◆ Exercise ◆
The entries follow. Copy every line in which "title" appears.

◆ Data for analysis ◆
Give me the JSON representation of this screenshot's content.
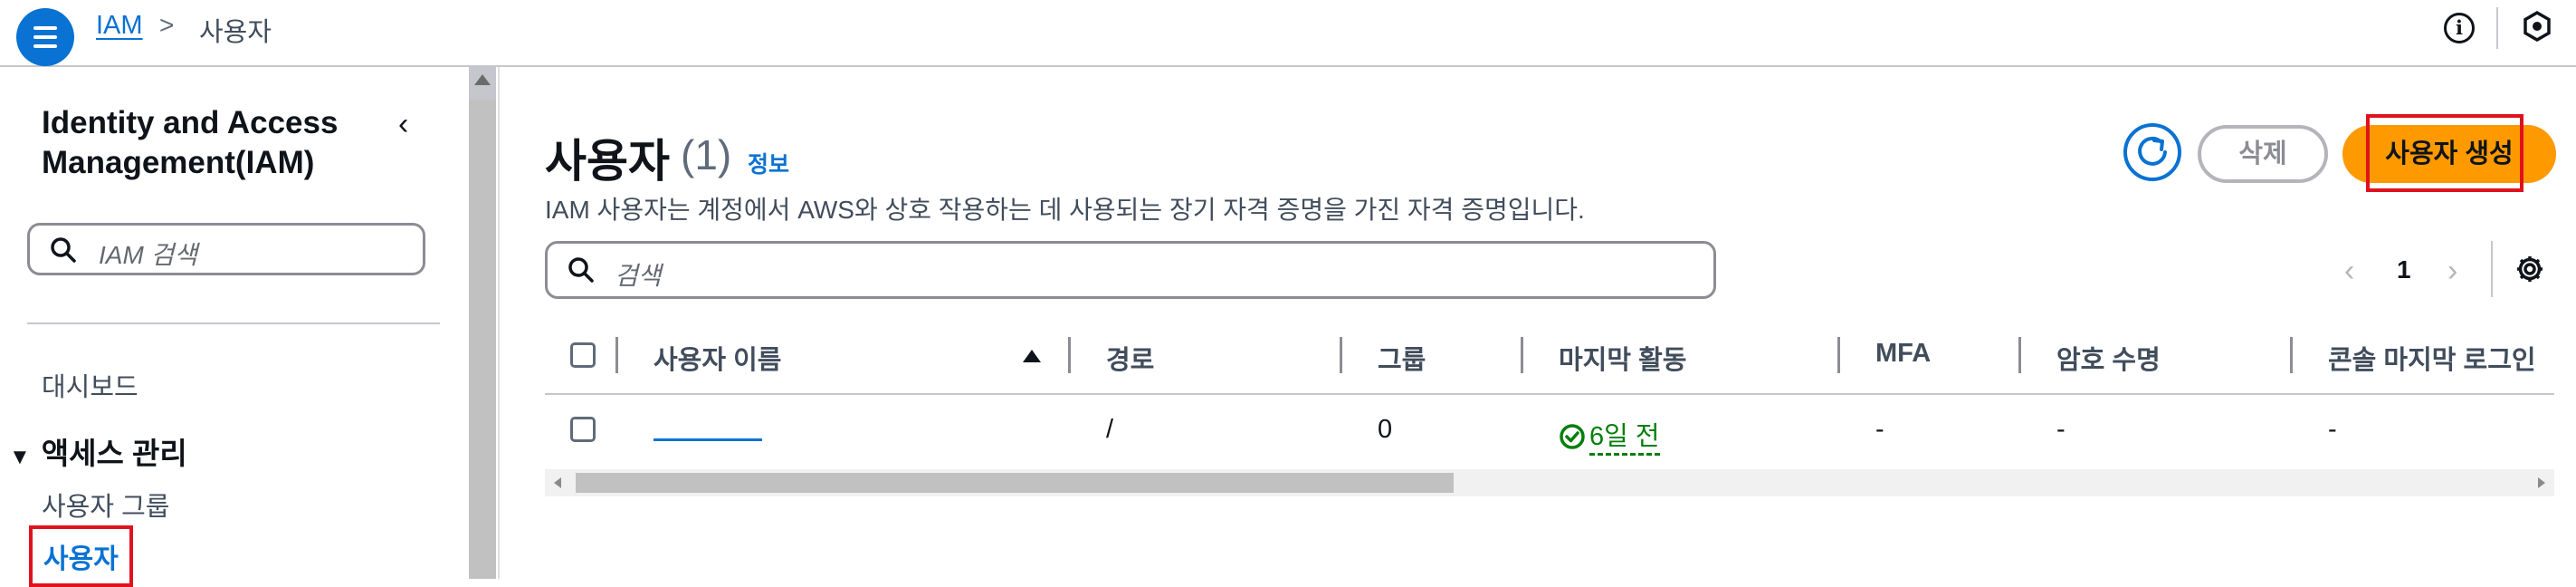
{
  "topbar": {
    "breadcrumb_root": "IAM",
    "breadcrumb_separator": ">",
    "breadcrumb_current": "사용자",
    "info_glyph": "i",
    "icons": [
      "hamburger-menu-icon",
      "info-icon",
      "hexagon-icon"
    ]
  },
  "sidenav": {
    "title": "Identity and Access Management(IAM)",
    "collapse_glyph": "‹",
    "search_placeholder": "IAM 검색",
    "dashboard": "대시보드",
    "section_label": "액세스 관리",
    "section_toggle": "▼",
    "items": [
      {
        "label": "사용자 그룹",
        "active": false
      },
      {
        "label": "사용자",
        "active": true
      }
    ]
  },
  "main": {
    "title": "사용자",
    "count": "(1)",
    "info_link": "정보",
    "description": "IAM 사용자는 계정에서 AWS와 상호 작용하는 데 사용되는 장기 자격 증명을 가진 자격 증명입니다.",
    "buttons": {
      "refresh_icon": "refresh-icon",
      "delete": "삭제",
      "create": "사용자 생성"
    },
    "search_placeholder": "검색",
    "pagination": {
      "prev": "‹",
      "page": "1",
      "next": "›",
      "settings_icon": "gear-icon"
    },
    "table": {
      "columns": [
        "사용자 이름",
        "경로",
        "그룹",
        "마지막 활동",
        "MFA",
        "암호 수명",
        "콘솔 마지막 로그인"
      ],
      "rows": [
        {
          "username": "",
          "path": "/",
          "groups": "0",
          "last_activity": "6일 전",
          "mfa": "-",
          "password_age": "-",
          "console_last_login": "-"
        }
      ]
    }
  },
  "colors": {
    "primary": "#0972d3",
    "create_button": "#ff9900",
    "success": "#037f0c",
    "highlight_box": "#e0121d"
  }
}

◆ Expected answer ◆
    "title": "Identity and Access Management(IAM)",
    "title": "사용자",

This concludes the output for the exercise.